Work to complete: Every entry in this listing should be written out exactly.

○ ○ ○ ○ ○

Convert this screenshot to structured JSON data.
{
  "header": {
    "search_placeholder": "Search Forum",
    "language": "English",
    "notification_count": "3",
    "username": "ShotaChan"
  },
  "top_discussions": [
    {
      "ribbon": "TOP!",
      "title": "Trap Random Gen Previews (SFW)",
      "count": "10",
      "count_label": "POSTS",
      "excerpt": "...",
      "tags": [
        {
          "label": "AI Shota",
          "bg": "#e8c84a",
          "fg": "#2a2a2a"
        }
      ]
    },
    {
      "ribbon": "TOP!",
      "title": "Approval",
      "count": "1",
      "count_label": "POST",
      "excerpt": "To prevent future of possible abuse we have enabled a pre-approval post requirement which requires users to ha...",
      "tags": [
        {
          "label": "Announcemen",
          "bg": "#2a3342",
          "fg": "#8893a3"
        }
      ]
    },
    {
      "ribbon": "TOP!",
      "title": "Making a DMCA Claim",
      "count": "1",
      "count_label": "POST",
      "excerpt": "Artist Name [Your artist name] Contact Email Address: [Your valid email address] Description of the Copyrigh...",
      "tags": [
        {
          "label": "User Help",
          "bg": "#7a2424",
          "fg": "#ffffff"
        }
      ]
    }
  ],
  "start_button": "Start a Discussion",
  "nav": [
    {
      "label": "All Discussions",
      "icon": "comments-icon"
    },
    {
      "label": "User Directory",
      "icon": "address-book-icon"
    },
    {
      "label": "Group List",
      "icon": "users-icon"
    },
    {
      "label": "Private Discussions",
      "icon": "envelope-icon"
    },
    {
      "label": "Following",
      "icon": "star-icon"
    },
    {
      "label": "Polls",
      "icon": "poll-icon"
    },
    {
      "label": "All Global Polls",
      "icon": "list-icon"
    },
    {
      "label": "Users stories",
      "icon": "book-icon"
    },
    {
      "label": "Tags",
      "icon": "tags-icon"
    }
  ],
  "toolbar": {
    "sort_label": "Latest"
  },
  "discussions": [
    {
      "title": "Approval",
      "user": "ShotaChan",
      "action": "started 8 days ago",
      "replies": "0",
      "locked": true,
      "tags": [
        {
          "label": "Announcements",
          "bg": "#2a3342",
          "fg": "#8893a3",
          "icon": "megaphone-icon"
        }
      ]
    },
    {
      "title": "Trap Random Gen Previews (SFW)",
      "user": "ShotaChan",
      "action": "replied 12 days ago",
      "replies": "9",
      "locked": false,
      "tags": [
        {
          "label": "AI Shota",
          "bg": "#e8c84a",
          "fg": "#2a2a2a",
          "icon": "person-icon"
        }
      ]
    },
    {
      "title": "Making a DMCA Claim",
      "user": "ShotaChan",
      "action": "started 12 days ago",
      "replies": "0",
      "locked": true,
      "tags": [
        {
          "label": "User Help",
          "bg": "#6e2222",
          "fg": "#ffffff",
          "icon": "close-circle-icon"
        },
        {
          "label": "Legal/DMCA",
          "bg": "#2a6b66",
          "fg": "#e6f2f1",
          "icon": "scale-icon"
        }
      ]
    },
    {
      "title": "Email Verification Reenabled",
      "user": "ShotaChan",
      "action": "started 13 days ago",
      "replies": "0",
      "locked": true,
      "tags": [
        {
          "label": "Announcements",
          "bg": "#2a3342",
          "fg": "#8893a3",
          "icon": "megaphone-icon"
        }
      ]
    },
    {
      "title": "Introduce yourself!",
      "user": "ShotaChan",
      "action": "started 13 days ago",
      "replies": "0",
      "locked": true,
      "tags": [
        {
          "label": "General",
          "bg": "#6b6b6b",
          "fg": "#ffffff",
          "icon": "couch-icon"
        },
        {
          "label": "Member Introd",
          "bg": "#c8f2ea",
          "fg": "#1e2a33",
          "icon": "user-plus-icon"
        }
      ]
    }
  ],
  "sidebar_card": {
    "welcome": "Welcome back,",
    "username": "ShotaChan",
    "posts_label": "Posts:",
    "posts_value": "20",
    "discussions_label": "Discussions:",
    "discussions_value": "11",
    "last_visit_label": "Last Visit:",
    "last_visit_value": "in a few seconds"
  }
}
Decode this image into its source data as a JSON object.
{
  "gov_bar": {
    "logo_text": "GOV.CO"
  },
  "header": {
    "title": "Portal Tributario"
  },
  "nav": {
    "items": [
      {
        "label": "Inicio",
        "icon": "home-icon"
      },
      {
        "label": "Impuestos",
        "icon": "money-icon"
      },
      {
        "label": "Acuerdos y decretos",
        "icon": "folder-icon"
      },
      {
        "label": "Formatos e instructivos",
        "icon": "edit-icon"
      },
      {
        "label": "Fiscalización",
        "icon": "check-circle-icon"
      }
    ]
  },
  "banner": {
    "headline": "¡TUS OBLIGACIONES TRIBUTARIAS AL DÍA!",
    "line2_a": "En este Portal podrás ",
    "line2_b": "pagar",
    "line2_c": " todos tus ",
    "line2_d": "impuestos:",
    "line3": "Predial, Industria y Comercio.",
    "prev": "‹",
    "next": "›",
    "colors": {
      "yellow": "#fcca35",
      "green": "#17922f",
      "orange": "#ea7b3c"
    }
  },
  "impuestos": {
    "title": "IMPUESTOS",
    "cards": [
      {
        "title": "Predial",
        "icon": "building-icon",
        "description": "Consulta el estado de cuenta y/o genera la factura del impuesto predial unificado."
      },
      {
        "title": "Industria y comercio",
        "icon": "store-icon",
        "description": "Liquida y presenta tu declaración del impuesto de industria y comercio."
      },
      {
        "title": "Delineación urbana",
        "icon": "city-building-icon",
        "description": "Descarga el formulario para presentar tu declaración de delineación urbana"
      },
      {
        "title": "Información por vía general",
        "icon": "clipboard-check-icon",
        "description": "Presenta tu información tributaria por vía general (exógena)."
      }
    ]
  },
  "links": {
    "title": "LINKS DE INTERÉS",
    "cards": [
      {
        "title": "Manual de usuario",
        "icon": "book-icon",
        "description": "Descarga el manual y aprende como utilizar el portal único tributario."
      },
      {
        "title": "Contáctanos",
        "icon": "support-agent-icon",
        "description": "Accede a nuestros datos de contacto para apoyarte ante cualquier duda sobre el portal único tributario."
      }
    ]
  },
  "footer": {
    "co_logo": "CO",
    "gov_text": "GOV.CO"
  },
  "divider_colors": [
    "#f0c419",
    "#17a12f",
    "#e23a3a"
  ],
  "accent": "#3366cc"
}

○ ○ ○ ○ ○

Output for this task:
Convert this screenshot to structured JSON data.
{
  "header": {
    "search_placeholder": "Search Forum",
    "language": "English",
    "notification_count": "3",
    "username": "ShotaChan"
  },
  "top_discussions": [
    {
      "ribbon": "TOP!",
      "title": "Trap Random Gen Previews (SFW)",
      "count": "10",
      "count_label": "POSTS",
      "excerpt": "...",
      "tags": [
        {
          "label": "AI Shota",
          "bg": "#e8c84a",
          "fg": "#2a2a2a"
        }
      ]
    },
    {
      "ribbon": "TOP!",
      "title": "Approval",
      "count": "1",
      "count_label": "POST",
      "excerpt": "To prevent future of possible abuse we have enabled a pre-approval post requirement which requires users to ha...",
      "tags": [
        {
          "label": "Announcemen",
          "bg": "#2a3342",
          "fg": "#8893a3"
        }
      ]
    },
    {
      "ribbon": "TOP!",
      "title": "Making a DMCA Claim",
      "count": "1",
      "count_label": "POST",
      "excerpt": "Artist Name [Your artist name] Contact Email Address: [Your valid email address] Description of the Copyrigh...",
      "tags": [
        {
          "label": "User Help",
          "bg": "#7a2424",
          "fg": "#ffffff"
        }
      ]
    }
  ],
  "start_button": "Start a Discussion",
  "nav": [
    {
      "label": "All Discussions",
      "icon": "comments-icon"
    },
    {
      "label": "User Directory",
      "icon": "address-book-icon"
    },
    {
      "label": "Group List",
      "icon": "users-icon"
    },
    {
      "label": "Private Discussions",
      "icon": "envelope-icon"
    },
    {
      "label": "Following",
      "icon": "star-icon"
    },
    {
      "label": "Polls",
      "icon": "poll-icon"
    },
    {
      "label": "All Global Polls",
      "icon": "list-icon"
    },
    {
      "label": "Users stories",
      "icon": "book-icon"
    },
    {
      "label": "Tags",
      "icon": "tags-icon"
    }
  ],
  "toolbar": {
    "sort_label": "Latest"
  },
  "discussions": [
    {
      "title": "Approval",
      "user": "ShotaChan",
      "action": "started 8 days ago",
      "replies": "0",
      "locked": true,
      "tags": [
        {
          "label": "Announcements",
          "bg": "#2a3342",
          "fg": "#8893a3",
          "icon": "megaphone-icon"
        }
      ]
    },
    {
      "title": "Trap Random Gen Previews (SFW)",
      "user": "ShotaChan",
      "action": "replied 12 days ago",
      "replies": "9",
      "locked": false,
      "tags": [
        {
          "label": "AI Shota",
          "bg": "#e8c84a",
          "fg": "#2a2a2a",
          "icon": "person-icon"
        }
      ]
    },
    {
      "title": "Making a DMCA Claim",
      "user": "ShotaChan",
      "action": "started 12 days ago",
      "replies": "0",
      "locked": true,
      "tags": [
        {
          "label": "User Help",
          "bg": "#6e2222",
          "fg": "#ffffff",
          "icon": "close-circle-icon"
        },
        {
          "label": "Legal/DMCA",
          "bg": "#2a6b66",
          "fg": "#e6f2f1",
          "icon": "scale-icon"
        }
      ]
    },
    {
      "title": "Email Verification Reenabled",
      "user": "ShotaChan",
      "action": "started 13 days ago",
      "replies": "0",
      "locked": true,
      "tags": [
        {
          "label": "Announcements",
          "bg": "#2a3342",
          "fg": "#8893a3",
          "icon": "megaphone-icon"
        }
      ]
    },
    {
      "title": "Introduce yourself!",
      "user": "ShotaChan",
      "action": "started 13 days ago",
      "replies": "0",
      "locked": true,
      "tags": [
        {
          "label": "General",
          "bg": "#6b6b6b",
          "fg": "#ffffff",
          "icon": "couch-icon"
        },
        {
          "label": "Member Introd",
          "bg": "#c8f2ea",
          "fg": "#1e2a33",
          "icon": "user-plus-icon"
        }
      ]
    }
  ],
  "sidebar_card": {
    "welcome": "Welcome back,",
    "username": "ShotaChan",
    "posts_label": "Posts:",
    "posts_value": "20",
    "discussions_label": "Discussions:",
    "discussions_value": "11",
    "last_visit_label": "Last Visit:",
    "last_visit_value": "in a few seconds"
  }
}
Decode this image into its source data as a JSON object.
{
  "gov_bar": {
    "logo_text": "GOV.CO"
  },
  "header": {
    "title": "Portal Tributario"
  },
  "nav": {
    "items": [
      {
        "label": "Inicio",
        "icon": "home-icon"
      },
      {
        "label": "Impuestos",
        "icon": "money-icon"
      },
      {
        "label": "Acuerdos y decretos",
        "icon": "folder-icon"
      },
      {
        "label": "Formatos e instructivos",
        "icon": "edit-icon"
      },
      {
        "label": "Fiscalización",
        "icon": "check-circle-icon"
      }
    ]
  },
  "banner": {
    "headline": "¡TUS OBLIGACIONES TRIBUTARIAS AL DÍA!",
    "line2_a": "En este Portal podrás ",
    "line2_b": "pagar",
    "line2_c": " todos tus ",
    "line2_d": "impuestos:",
    "line3": "Predial, Industria y Comercio.",
    "prev": "‹",
    "next": "›",
    "colors": {
      "yellow": "#fcca35",
      "green": "#17922f",
      "orange": "#ea7b3c"
    }
  },
  "impuestos": {
    "title": "IMPUESTOS",
    "cards": [
      {
        "title": "Predial",
        "icon": "building-icon",
        "description": "Consulta el estado de cuenta y/o genera la factura del impuesto predial unificado."
      },
      {
        "title": "Industria y comercio",
        "icon": "store-icon",
        "description": "Liquida y presenta tu declaración del impuesto de industria y comercio."
      },
      {
        "title": "Delineación urbana",
        "icon": "city-building-icon",
        "description": "Descarga el formulario para presentar tu declaración de delineación urbana"
      },
      {
        "title": "Información por vía general",
        "icon": "clipboard-check-icon",
        "description": "Presenta tu información tributaria por vía general (exógena)."
      }
    ]
  },
  "links": {
    "title": "LINKS DE INTERÉS",
    "cards": [
      {
        "title": "Manual de usuario",
        "icon": "book-icon",
        "description": "Descarga el manual y aprende como utilizar el portal único tributario."
      },
      {
        "title": "Contáctanos",
        "icon": "support-agent-icon",
        "description": "Accede a nuestros datos de contacto para apoyarte ante cualquier duda sobre el portal único tributario."
      }
    ]
  },
  "footer": {
    "co_logo": "CO",
    "gov_text": "GOV.CO"
  },
  "divider_colors": [
    "#f0c419",
    "#17a12f",
    "#e23a3a"
  ],
  "accent": "#3366cc"
}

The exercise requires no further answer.